On September 2, 1959, at a news conference broadcast to viewers in 21 cities on closed-circuit television, Henry Ford II introduces his company's newest car--the 90-horsepower, 30 miles-per-gallon Falcon. The Falcon, dubbed "the small car with the big car feel," was an overnight success. It went on sale that October 8 and by October 9, dealers had snapped up every one of the 97,000 cars in the first production run.
In 1959, each one of Detroit's Big Three automakers began to sell a smaller, zippier, lower-priced car: Ford had the Falcon, while General Motors had the Corvair and Chevrolet had the Valiant. After years of building huge, gas-guzzling, lavishly be-finned cars, American companies entered the small-car market because European carmakers like Volkswagen, Fiat, and Renault were selling their little cars to American buyers by the thousands. (Foreign-car sales in the United States had jumped 1,060 percent since 1954 and accounted for about 10 percent of the nation's new-car sales.) Executives in Detroit hoped that cars like the Falcon would "drive the imports back to their shores."
Mostly, people liked these smaller cars because they were inexpensive. The Falcon cost about $1,900 (about $14,029 in today's dollars)--still much more expensive than even the priciest of the European imports (the Triumph and the Simca sold for about $1,600, while a Fiat, the cheapest car you could buy, cost about $1,000), but more affordable than any other American car. In addition, more fuel-efficient cars like the Falcon also saved their drivers money on gas.

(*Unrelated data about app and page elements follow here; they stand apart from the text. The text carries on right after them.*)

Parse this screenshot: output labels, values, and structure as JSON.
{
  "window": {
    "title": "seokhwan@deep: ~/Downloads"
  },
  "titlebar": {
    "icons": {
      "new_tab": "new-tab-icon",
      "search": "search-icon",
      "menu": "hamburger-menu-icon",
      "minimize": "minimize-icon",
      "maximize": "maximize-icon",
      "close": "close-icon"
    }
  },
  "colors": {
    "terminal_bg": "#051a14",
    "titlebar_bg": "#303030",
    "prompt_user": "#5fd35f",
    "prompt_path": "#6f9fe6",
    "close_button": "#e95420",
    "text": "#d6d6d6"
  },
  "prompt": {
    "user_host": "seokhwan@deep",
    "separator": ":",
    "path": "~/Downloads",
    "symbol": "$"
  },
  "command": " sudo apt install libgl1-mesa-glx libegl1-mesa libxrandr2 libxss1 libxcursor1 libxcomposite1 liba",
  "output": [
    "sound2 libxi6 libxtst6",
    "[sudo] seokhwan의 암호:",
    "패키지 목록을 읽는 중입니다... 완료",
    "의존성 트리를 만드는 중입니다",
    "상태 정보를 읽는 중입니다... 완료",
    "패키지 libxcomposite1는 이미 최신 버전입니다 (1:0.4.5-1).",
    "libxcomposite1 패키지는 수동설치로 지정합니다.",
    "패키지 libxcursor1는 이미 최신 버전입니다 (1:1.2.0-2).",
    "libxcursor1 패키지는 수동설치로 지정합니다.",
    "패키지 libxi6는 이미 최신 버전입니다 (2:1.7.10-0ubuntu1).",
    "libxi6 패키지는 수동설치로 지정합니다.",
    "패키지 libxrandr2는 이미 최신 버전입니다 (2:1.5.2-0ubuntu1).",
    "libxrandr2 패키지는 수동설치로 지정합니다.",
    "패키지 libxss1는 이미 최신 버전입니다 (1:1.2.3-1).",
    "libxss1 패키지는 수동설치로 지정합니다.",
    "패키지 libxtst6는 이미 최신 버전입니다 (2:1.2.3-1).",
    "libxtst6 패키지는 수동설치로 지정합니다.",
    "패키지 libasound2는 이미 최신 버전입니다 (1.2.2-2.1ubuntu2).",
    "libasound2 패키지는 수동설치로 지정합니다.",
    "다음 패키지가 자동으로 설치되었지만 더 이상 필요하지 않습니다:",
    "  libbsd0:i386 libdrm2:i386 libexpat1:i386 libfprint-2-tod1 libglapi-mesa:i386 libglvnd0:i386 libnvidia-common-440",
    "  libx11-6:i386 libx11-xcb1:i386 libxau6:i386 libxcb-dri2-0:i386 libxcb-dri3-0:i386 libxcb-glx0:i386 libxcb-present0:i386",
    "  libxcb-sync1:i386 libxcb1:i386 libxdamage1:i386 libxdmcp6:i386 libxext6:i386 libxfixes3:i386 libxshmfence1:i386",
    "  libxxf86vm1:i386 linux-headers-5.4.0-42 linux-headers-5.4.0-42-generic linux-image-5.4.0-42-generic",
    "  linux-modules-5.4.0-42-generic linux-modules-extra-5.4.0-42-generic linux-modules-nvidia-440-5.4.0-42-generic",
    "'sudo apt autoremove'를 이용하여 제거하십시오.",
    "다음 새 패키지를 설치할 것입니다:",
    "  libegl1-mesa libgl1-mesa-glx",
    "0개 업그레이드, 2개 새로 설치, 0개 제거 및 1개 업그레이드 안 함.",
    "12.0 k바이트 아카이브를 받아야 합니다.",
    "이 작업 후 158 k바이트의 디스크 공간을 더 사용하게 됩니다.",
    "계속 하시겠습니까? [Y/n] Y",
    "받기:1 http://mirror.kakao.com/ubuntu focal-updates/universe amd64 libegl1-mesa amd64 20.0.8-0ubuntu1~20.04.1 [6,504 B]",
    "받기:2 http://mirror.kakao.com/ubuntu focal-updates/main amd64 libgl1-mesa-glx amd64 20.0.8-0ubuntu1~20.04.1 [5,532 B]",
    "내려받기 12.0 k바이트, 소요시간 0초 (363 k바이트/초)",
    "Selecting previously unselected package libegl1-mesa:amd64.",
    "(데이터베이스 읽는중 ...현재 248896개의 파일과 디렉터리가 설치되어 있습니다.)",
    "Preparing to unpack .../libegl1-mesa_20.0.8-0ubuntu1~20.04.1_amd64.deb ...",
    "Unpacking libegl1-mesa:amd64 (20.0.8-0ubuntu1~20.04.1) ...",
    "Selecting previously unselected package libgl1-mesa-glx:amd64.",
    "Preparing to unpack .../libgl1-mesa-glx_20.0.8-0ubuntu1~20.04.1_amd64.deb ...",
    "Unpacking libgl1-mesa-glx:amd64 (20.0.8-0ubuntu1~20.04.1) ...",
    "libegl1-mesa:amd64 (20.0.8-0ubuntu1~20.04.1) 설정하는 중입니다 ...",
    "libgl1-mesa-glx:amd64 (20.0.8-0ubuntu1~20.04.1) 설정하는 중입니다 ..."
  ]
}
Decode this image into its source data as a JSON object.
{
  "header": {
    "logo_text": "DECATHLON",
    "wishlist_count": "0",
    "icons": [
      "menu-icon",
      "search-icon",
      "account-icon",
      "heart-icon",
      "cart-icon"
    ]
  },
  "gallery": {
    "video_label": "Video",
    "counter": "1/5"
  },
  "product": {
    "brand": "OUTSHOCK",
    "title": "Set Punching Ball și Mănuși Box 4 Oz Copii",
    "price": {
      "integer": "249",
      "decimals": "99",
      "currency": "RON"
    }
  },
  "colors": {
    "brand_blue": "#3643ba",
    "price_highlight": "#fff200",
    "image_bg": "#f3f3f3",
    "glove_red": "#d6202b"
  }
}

Many people believed that the introduction of American compact cars would permanently transform the automobile industry. The "desire of American car buyers for sensible automobiles," one industry executive told a reporter, would soon make big, inefficient cars obsolete. Unfortunately, though the Falcon was an immediate sensation--Ford sold more than a million of them in the car's first two years on the market, and its design went on to inspire the iconic Ford Mustang--this did not prove to be the case. Today, small cars account for less than 20 percent of new-car sales.